Once-fertile fields lie abandoned, haunted by the specter of death and disfigurement. Roads are deathtraps, even for relief workers in armored vehicles. Lands where children once played sit empty, the deadly areas sometimes marked, sometimes not. For the men, women and children who contend every day with landmines, the sheer numbers of the weapons make prospects bleak.
In June of 1995, CARE joined the International Campaign to Ban Landmines (ICBL). This coalition of more than 400 non-governmental organizations (NGOs) takes a clear and unequivocal stand against the proliferation of these weapons. CARE will address the landmine problem directly through its new Systematic Landmine Removal Program.

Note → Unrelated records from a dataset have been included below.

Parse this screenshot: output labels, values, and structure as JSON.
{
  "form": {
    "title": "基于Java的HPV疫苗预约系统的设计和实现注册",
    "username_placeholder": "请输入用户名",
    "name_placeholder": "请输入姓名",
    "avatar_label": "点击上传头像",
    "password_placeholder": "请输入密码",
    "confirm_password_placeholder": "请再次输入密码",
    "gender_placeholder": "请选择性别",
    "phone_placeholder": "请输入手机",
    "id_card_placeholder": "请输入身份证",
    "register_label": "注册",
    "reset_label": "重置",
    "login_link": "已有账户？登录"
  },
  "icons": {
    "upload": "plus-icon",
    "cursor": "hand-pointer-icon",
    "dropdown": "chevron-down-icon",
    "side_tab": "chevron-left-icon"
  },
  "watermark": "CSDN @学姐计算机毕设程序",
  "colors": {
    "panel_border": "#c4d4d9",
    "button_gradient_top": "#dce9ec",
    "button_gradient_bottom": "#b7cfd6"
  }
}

This program, the first attempted at the global level by an NGO, will clear areas of mines and educate local populations on mine avoidance and injury prevention. The program will begin in Angola, a country facing the prospect of 20 million landmines left over from its recently ended Civil War. CARE hopes to engage in similar work in Bosnia, Rwanda, Mozambique and Cambodia.

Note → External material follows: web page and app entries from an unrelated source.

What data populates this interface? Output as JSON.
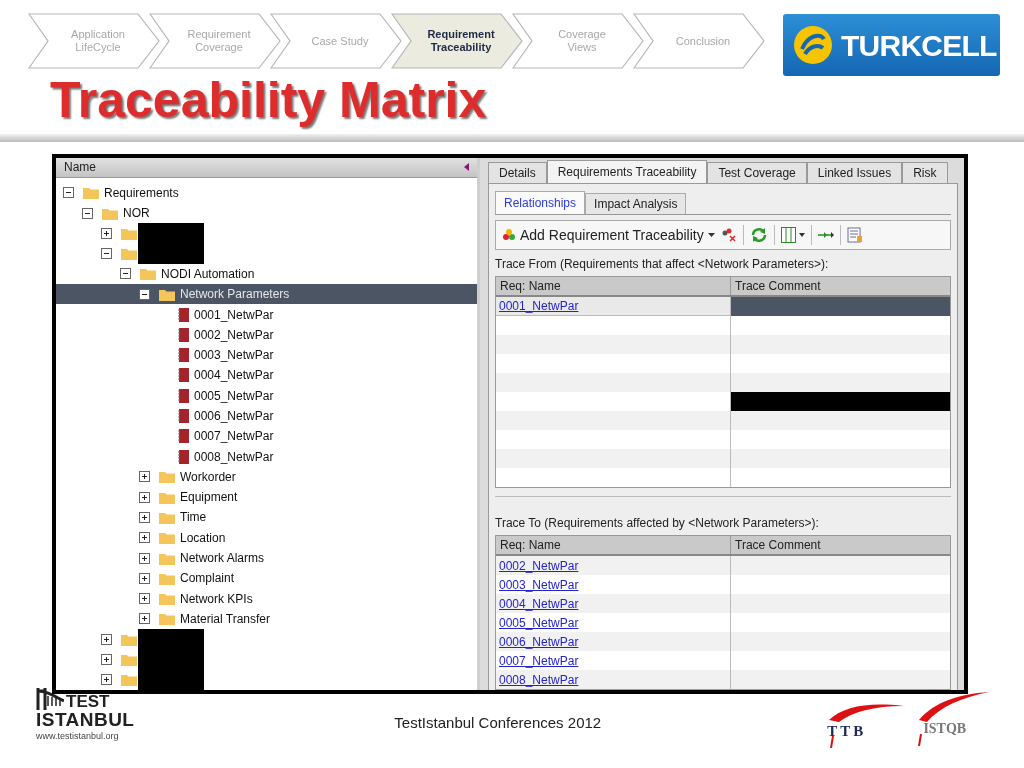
{
  "breadcrumb": [
    {
      "label": "Application\nLifeCycle",
      "selected": false
    },
    {
      "label": "Requirement\nCoverage",
      "selected": false
    },
    {
      "label": "Case Study",
      "selected": false
    },
    {
      "label": "Requirement\nTraceability",
      "selected": true
    },
    {
      "label": "Coverage\nViews",
      "selected": false
    },
    {
      "label": "Conclusion",
      "selected": false
    }
  ],
  "brand": {
    "name": "TURKCELL"
  },
  "title": "Traceability Matrix",
  "tree": {
    "header": "Name",
    "items": [
      {
        "kind": "folder",
        "label": "Requirements",
        "expanded": true,
        "selected": false,
        "children": [
          {
            "kind": "folder",
            "label": "NOR",
            "expanded": true,
            "selected": false,
            "children": [
              {
                "kind": "redacted",
                "expanded": false
              },
              {
                "kind": "redacted",
                "expanded": true,
                "children": [
                  {
                    "kind": "folder",
                    "label": "NODI Automation",
                    "expanded": true,
                    "selected": false,
                    "children": [
                      {
                        "kind": "folder",
                        "label": "Network Parameters",
                        "expanded": true,
                        "selected": true,
                        "children": [
                          {
                            "kind": "requirement",
                            "label": "0001_NetwPar",
                            "selected": false
                          },
                          {
                            "kind": "requirement",
                            "label": "0002_NetwPar",
                            "selected": false
                          },
                          {
                            "kind": "requirement",
                            "label": "0003_NetwPar",
                            "selected": false
                          },
                          {
                            "kind": "requirement",
                            "label": "0004_NetwPar",
                            "selected": false
                          },
                          {
                            "kind": "requirement",
                            "label": "0005_NetwPar",
                            "selected": false
                          },
                          {
                            "kind": "requirement",
                            "label": "0006_NetwPar",
                            "selected": false
                          },
                          {
                            "kind": "requirement",
                            "label": "0007_NetwPar",
                            "selected": false
                          },
                          {
                            "kind": "requirement",
                            "label": "0008_NetwPar",
                            "selected": false
                          }
                        ]
                      },
                      {
                        "kind": "folder",
                        "label": "Workorder",
                        "expanded": false,
                        "selected": false
                      },
                      {
                        "kind": "folder",
                        "label": "Equipment",
                        "expanded": false,
                        "selected": false
                      },
                      {
                        "kind": "folder",
                        "label": "Time",
                        "expanded": false,
                        "selected": false
                      },
                      {
                        "kind": "folder",
                        "label": "Location",
                        "expanded": false,
                        "selected": false
                      },
                      {
                        "kind": "folder",
                        "label": "Network Alarms",
                        "expanded": false,
                        "selected": false
                      },
                      {
                        "kind": "folder",
                        "label": "Complaint",
                        "expanded": false,
                        "selected": false
                      },
                      {
                        "kind": "folder",
                        "label": "Network KPIs",
                        "expanded": false,
                        "selected": false
                      },
                      {
                        "kind": "folder",
                        "label": "Material Transfer",
                        "expanded": false,
                        "selected": false
                      }
                    ]
                  }
                ]
              },
              {
                "kind": "redacted",
                "expanded": false
              },
              {
                "kind": "redacted",
                "expanded": false
              },
              {
                "kind": "redacted",
                "expanded": false
              }
            ]
          }
        ]
      }
    ]
  },
  "tabs": [
    {
      "label": "Details",
      "selected": false
    },
    {
      "label": "Requirements Traceability",
      "selected": true
    },
    {
      "label": "Test Coverage",
      "selected": false
    },
    {
      "label": "Linked Issues",
      "selected": false
    },
    {
      "label": "Risk",
      "selected": false
    }
  ],
  "subtabs": [
    {
      "label": "Relationships",
      "selected": true
    },
    {
      "label": "Impact Analysis",
      "selected": false
    }
  ],
  "toolbar": {
    "add_label": "Add Requirement Traceability"
  },
  "trace_from": {
    "label": "Trace From (Requirements that affect <Network Parameters>):",
    "columns": [
      "Req: Name",
      "Trace Comment"
    ],
    "rows": [
      {
        "name": "0001_NetwPar",
        "selected": true,
        "redacted": false
      },
      {
        "selected": false,
        "redacted": false
      },
      {
        "selected": false,
        "redacted": false
      },
      {
        "selected": false,
        "redacted": false
      },
      {
        "selected": false,
        "redacted": false
      },
      {
        "selected": false,
        "redacted": true
      },
      {
        "selected": false,
        "redacted": false
      },
      {
        "selected": false,
        "redacted": false
      },
      {
        "selected": false,
        "redacted": false
      },
      {
        "selected": false,
        "redacted": false
      }
    ]
  },
  "trace_to": {
    "label": "Trace To (Requirements affected by <Network Parameters>):",
    "columns": [
      "Req: Name",
      "Trace Comment"
    ],
    "rows": [
      {
        "name": "0002_NetwPar",
        "selected": false
      },
      {
        "name": "0003_NetwPar",
        "selected": false
      },
      {
        "name": "0004_NetwPar",
        "selected": false
      },
      {
        "name": "0005_NetwPar",
        "selected": false
      },
      {
        "name": "0006_NetwPar",
        "selected": false
      },
      {
        "name": "0007_NetwPar",
        "selected": false
      },
      {
        "name": "0008_NetwPar",
        "selected": false
      }
    ]
  },
  "footer": {
    "logo_top": "TEST",
    "logo_bottom": "ISTANBUL",
    "url": "www.testistanbul.org",
    "caption": "TestIstanbul Conferences 2012",
    "partner_1": "TTB",
    "partner_2": "ISTQB"
  }
}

Since early 1995, CARE has lost four staff members to landmines, two in Afghanistan
and two in Ethiopia, as well as $425,000 in vehicles. As CARE moves to implement
its new land mine education and removal program, the risks for its workers will
only increase. Ester Sacapa, a CARE landmine awareness instructor and a mother
of five, she wishes all landmines could simply be removed. "Until then,"
she says, "we are saving our children's and neighbors' arms and legs by
telling them where to walk and what to do if they see a land mine."
This summer, a CARE mine action team was driving through the small village
This type of incident is precisely what the European Union-funded CARE Mine Related Interventions (CAMRI) Project is working to prevent. "This was a very bad day," observed Willy Williscroft, CARE's technical advisor for the CAMRI Project, "and unfortunately, this type of incident is not an unusual occurrence here; but you can't let it affect your ability to carry on. There is so much work to be done."
CARE's 21-person mine action team frequently works seven days a week to keep up with the demand for their skills. All staff are trained to clear and dispose of mines and explosives safely, and can be deployed in small groups. Removing all the mines and explosives in Angola would be a monumental undertaking; there are an estimated 15 million landmines in Angola. The CAMRI Project is coordinating its activities with other CARE relief and rehabilitation activities to clear critical areas: pathways and roads to water sources and health posts, agricultural land, and in and around where people live. CARE also provides mine awareness training to parents and children, so that they have the information and skills necessary to identify a potential problem and seek help before disaster strikes.